> _WORK ITEM_
Produce a faithful copy of the data, one that leaves out the pictures.

Items from a data source
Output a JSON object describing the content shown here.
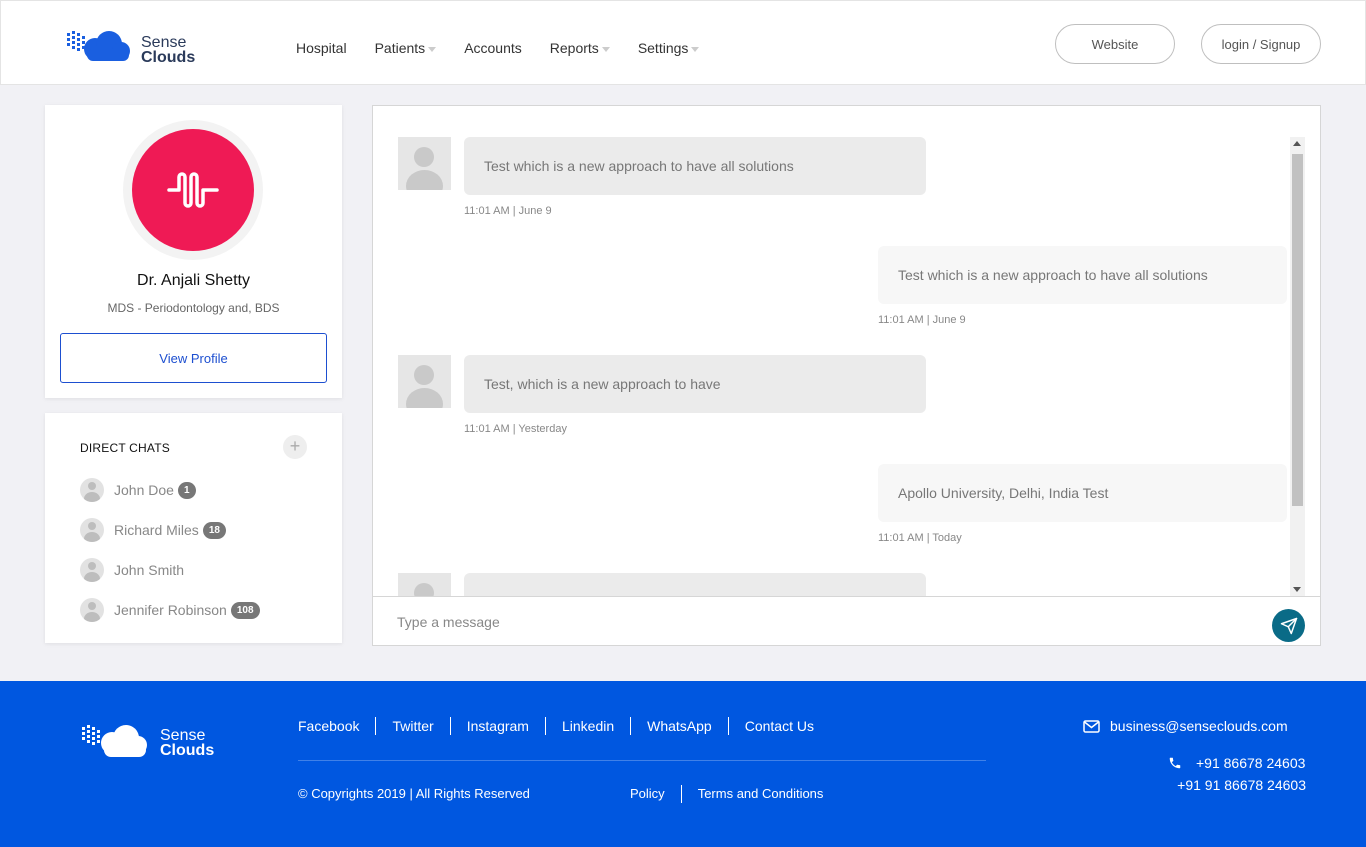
{
  "header": {
    "logo": {
      "line1": "Sense",
      "line2": "Clouds"
    },
    "nav": [
      {
        "label": "Hospital",
        "has_dropdown": false
      },
      {
        "label": "Patients",
        "has_dropdown": true
      },
      {
        "label": "Accounts",
        "has_dropdown": false
      },
      {
        "label": "Reports",
        "has_dropdown": true
      },
      {
        "label": "Settings",
        "has_dropdown": true
      }
    ],
    "website_label": "Website",
    "login_label": "login / Signup"
  },
  "profile": {
    "name": "Dr. Anjali Shetty",
    "degree": "MDS - Periodontology and, BDS",
    "button_label": "View Profile",
    "avatar_color": "#ef1a55"
  },
  "direct_chats": {
    "title": "DIRECT CHATS",
    "add_icon": "plus-icon",
    "contacts": [
      {
        "name": "John Doe",
        "badge": "1"
      },
      {
        "name": "Richard Miles",
        "badge": "18"
      },
      {
        "name": "John Smith",
        "badge": ""
      },
      {
        "name": "Jennifer Robinson",
        "badge": "108"
      }
    ]
  },
  "chat": {
    "messages": [
      {
        "direction": "in",
        "text": "Test which is a new approach to have all solutions",
        "time": "11:01 AM | June 9"
      },
      {
        "direction": "out",
        "text": "Test which is a new approach to have all solutions",
        "time": "11:01 AM | June 9"
      },
      {
        "direction": "in",
        "text": "Test, which is a new approach to have",
        "time": "11:01 AM | Yesterday"
      },
      {
        "direction": "out",
        "text": "Apollo University, Delhi, India Test",
        "time": "11:01 AM | Today"
      }
    ],
    "input_placeholder": "Type a message",
    "send_icon": "send-icon",
    "accent": "#0a6b87"
  },
  "footer": {
    "logo": {
      "line1": "Sense",
      "line2": "Clouds"
    },
    "social_links": [
      "Facebook",
      "Twitter",
      "Instagram",
      "Linkedin",
      "WhatsApp",
      "Contact Us"
    ],
    "copyright": "© Copyrights 2019 | All Rights Reserved",
    "legal_links": [
      "Policy",
      "Terms and Conditions"
    ],
    "email": "business@senseclouds.com",
    "phone1": "+91 86678 24603",
    "phone2": "+91 91 86678 24603",
    "bg_color": "#0057e0"
  }
}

> _SOLUTION TO THE EXERCISE_
Output a JSON object describing the content shown here.
{
  "header": {
    "logo": {
      "line1": "Sense",
      "line2": "Clouds"
    },
    "nav": [
      {
        "label": "Hospital",
        "has_dropdown": false
      },
      {
        "label": "Patients",
        "has_dropdown": true
      },
      {
        "label": "Accounts",
        "has_dropdown": false
      },
      {
        "label": "Reports",
        "has_dropdown": true
      },
      {
        "label": "Settings",
        "has_dropdown": true
      }
    ],
    "website_label": "Website",
    "login_label": "login / Signup"
  },
  "profile": {
    "name": "Dr. Anjali Shetty",
    "degree": "MDS - Periodontology and, BDS",
    "button_label": "View Profile",
    "avatar_color": "#ef1a55"
  },
  "direct_chats": {
    "title": "DIRECT CHATS",
    "add_icon": "plus-icon",
    "contacts": [
      {
        "name": "John Doe",
        "badge": "1"
      },
      {
        "name": "Richard Miles",
        "badge": "18"
      },
      {
        "name": "John Smith",
        "badge": ""
      },
      {
        "name": "Jennifer Robinson",
        "badge": "108"
      }
    ]
  },
  "chat": {
    "messages": [
      {
        "direction": "in",
        "text": "Test which is a new approach to have all solutions",
        "time": "11:01 AM | June 9"
      },
      {
        "direction": "out",
        "text": "Test which is a new approach to have all solutions",
        "time": "11:01 AM | June 9"
      },
      {
        "direction": "in",
        "text": "Test, which is a new approach to have",
        "time": "11:01 AM | Yesterday"
      },
      {
        "direction": "out",
        "text": "Apollo University, Delhi, India Test",
        "time": "11:01 AM | Today"
      }
    ],
    "input_placeholder": "Type a message",
    "send_icon": "send-icon",
    "accent": "#0a6b87"
  },
  "footer": {
    "logo": {
      "line1": "Sense",
      "line2": "Clouds"
    },
    "social_links": [
      "Facebook",
      "Twitter",
      "Instagram",
      "Linkedin",
      "WhatsApp",
      "Contact Us"
    ],
    "copyright": "© Copyrights 2019 | All Rights Reserved",
    "legal_links": [
      "Policy",
      "Terms and Conditions"
    ],
    "email": "business@senseclouds.com",
    "phone1": "+91 86678 24603",
    "phone2": "+91 91 86678 24603",
    "bg_color": "#0057e0"
  }
}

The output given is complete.